### Action item
Would you find each line in the entries below with the string "себе" and copy it?

### Given records
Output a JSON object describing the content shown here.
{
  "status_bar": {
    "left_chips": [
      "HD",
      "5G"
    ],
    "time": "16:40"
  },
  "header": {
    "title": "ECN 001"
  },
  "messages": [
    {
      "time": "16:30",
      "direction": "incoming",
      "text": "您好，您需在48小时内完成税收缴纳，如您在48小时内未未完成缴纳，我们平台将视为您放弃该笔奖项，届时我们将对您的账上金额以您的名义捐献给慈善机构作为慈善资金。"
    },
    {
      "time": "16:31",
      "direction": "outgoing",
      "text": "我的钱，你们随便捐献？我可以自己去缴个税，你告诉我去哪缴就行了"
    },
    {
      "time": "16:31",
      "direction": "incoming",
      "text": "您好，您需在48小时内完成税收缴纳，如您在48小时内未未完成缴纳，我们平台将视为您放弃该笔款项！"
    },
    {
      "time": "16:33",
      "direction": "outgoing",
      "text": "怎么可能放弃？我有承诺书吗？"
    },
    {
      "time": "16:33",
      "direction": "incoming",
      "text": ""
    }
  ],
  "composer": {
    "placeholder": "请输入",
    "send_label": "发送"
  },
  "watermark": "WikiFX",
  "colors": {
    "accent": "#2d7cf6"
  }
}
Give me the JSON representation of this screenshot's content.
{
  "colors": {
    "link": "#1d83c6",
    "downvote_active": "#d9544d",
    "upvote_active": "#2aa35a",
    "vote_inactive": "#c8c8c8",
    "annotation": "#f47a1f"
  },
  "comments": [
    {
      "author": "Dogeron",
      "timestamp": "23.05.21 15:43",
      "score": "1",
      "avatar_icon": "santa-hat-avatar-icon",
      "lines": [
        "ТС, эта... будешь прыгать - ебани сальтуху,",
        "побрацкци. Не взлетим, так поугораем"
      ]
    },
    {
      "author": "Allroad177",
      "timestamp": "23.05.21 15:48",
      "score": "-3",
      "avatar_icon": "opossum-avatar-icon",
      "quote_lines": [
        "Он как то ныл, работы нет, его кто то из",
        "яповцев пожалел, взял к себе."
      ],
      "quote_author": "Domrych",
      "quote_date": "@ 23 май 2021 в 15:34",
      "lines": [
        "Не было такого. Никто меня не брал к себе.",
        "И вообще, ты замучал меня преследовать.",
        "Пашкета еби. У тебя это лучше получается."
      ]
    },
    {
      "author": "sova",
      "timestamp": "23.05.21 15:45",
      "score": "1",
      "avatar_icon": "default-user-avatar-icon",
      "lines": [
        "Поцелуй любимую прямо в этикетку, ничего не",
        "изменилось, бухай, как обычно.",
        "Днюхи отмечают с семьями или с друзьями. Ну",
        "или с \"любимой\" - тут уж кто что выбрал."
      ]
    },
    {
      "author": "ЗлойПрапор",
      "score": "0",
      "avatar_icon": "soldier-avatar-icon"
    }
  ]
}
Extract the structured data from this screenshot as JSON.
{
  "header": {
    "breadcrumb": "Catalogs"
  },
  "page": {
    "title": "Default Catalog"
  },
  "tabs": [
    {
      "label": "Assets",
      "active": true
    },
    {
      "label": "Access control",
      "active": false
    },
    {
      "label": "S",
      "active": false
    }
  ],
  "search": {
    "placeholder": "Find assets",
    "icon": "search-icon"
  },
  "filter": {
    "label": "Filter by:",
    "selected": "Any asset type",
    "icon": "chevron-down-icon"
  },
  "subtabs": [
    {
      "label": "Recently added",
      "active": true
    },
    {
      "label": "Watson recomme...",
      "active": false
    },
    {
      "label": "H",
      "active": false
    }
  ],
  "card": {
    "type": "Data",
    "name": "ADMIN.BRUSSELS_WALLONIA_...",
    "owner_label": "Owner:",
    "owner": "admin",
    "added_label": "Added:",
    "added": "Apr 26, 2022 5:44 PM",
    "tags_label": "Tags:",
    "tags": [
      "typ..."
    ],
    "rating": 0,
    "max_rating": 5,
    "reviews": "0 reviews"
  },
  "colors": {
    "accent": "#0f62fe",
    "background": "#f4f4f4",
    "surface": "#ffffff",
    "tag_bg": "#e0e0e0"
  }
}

### Exercise output
        "яповцев пожалел, взял к себе."
        "Не было такого. Никто меня не брал к себе.",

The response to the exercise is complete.